There’s so much amazing First Nations work in Australia. But – because my other work is in kids lit, and I’m often approached by parents – I’m going to give some recommendations to get people started sharing First Nations books in their families. There’s a huge range of First Nations books for kids and teenagers, most of them published by the amazing Indigenous publisher Magabala Books. For all the mums and dads, the aunties and uncles, the grandmas and the grandpas – don’t let the next generation of Australians grow up never hearing First Nations voices speaking to our worlds.
For the little ones
Baby Business by Jasmine Seymour (Darug)
This gorgeous book tells the story of a Darug smoking ceremony that welcomes and protects babies. It is a warm, beautifully told story with wonderful illustrations that speak as eloquently as the text to home and family. The author/illustrator Jasmine Seymour is a descendant of Maria Lock, the daughter of Boorooberongal elder Yarramundi who met Governor Phillip on the banks of Dyarubbin (Hawkesbury River) in 1791.
Listen to Jasmine Seymour talking about colonial history, storytelling and language here.
Upper primary/lower secondary
Brenton E McKenna (Yawuru), The Ubby’s Underdogs series (The Legend of the Phoenix Dragon; Heroes Beginnings; Return of the Dragons).
The Ubby’s Underdogs series is a graphic novel trilogy set in Broome in the 1940s about an outcast gang led by the fearless Ubby. The stories were inspired by the life of Brenton’s grandmother. These stunning books are action packed, cleverly told, and brilliantly illustrated.
Read about Brenton discussing the long journey to getting his voice heard and the healing power of stories here
Ruby Moonlight by Ali Cobby Ackermann (Yankunytjatjara/Kokatha).
Ruby Moonlight is set in South Australia in the 1800s. Told in haunting, searing verse, it tells of a massacre and follows the journey of the teenage girl who survives, Ruby Moonlight. It is a powerful, unforgettable book which speaks to colonial brutalities and Aboriginal strength.
You can listen to Ali talking about the book and about what she hopes readers take from it here
What are you writing now?
A science fiction book that draws on colonial history to explore Aboriginal women’s resistance.
What platforms or forums do you expect this book will take you to – in the sense of who you will be addressing and how you will help contribute further to change?
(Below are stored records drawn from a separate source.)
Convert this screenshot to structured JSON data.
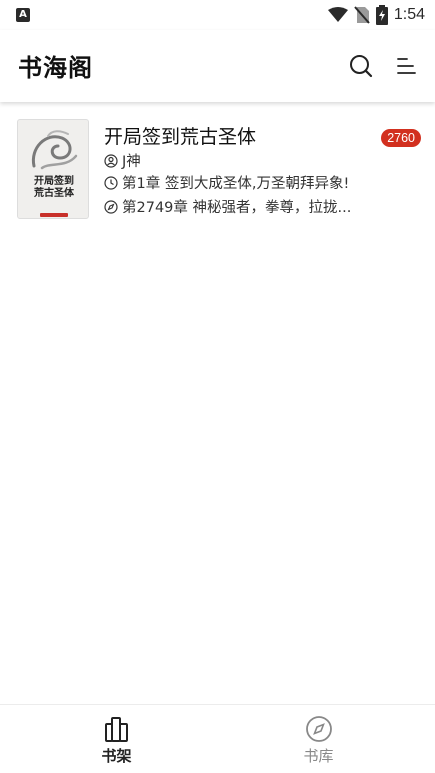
{
  "status_bar": {
    "time": "1:54",
    "notification_icon": "a-icon"
  },
  "app_bar": {
    "title": "书海阁",
    "search_icon": "search-icon",
    "menu_icon": "sort-menu-icon"
  },
  "books": [
    {
      "title": "开局签到荒古圣体",
      "cover_title": "开局签到荒古圣体",
      "author": "J神",
      "last_read": "第1章 签到大成圣体,万圣朝拜异象!",
      "latest_chapter": "第2749章 神秘强者，拳尊，拉拢...",
      "unread_count": "2760"
    }
  ],
  "bottom_nav": {
    "items": [
      {
        "label": "书架",
        "icon": "bookshelf-icon",
        "active": true
      },
      {
        "label": "书库",
        "icon": "compass-icon",
        "active": false
      }
    ]
  },
  "colors": {
    "badge": "#d2301f",
    "active_nav": "#222222",
    "inactive_nav": "#888888"
  }
}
Or you intend Living on Stolen Land to stand as your voice?
One of the things I say in Living on Stolen Land about change is this (p 16):
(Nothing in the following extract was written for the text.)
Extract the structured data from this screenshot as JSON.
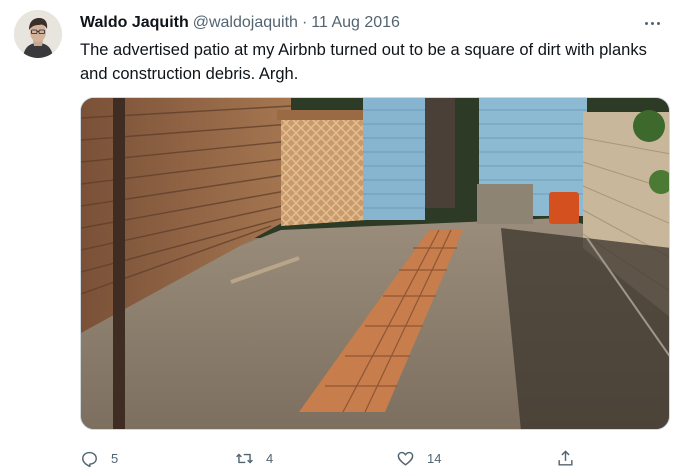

It is journeys
A series of transformations
which can only be born out of
and be answerable to
locally based relationships
with the sovereign Indigenous peoples
in whose homelands
So I’m not really wanting people to talk to me – my hope is the book helps non-Indigenous people on their way to doing the work of forming respectful relationships at local levels, engaging with and supporting local First Nations peoples and sovereignties, and dismantling the structures of settler-colonialism.
Thank you for your descriptions and explanations about patterns, time, connections and “learning to read the signs”. Thank you for exposing unconscionable denigrations by colonial settlers and their descendants who consider Indigenous people as “less than”. Thank you for so clearly outlining the impact of living on stolen land. Thank you also, Ambelin, for showing a way forward.
Living on Stolen Land by Ambelin Kwaymullina (Magabala Books $22.99)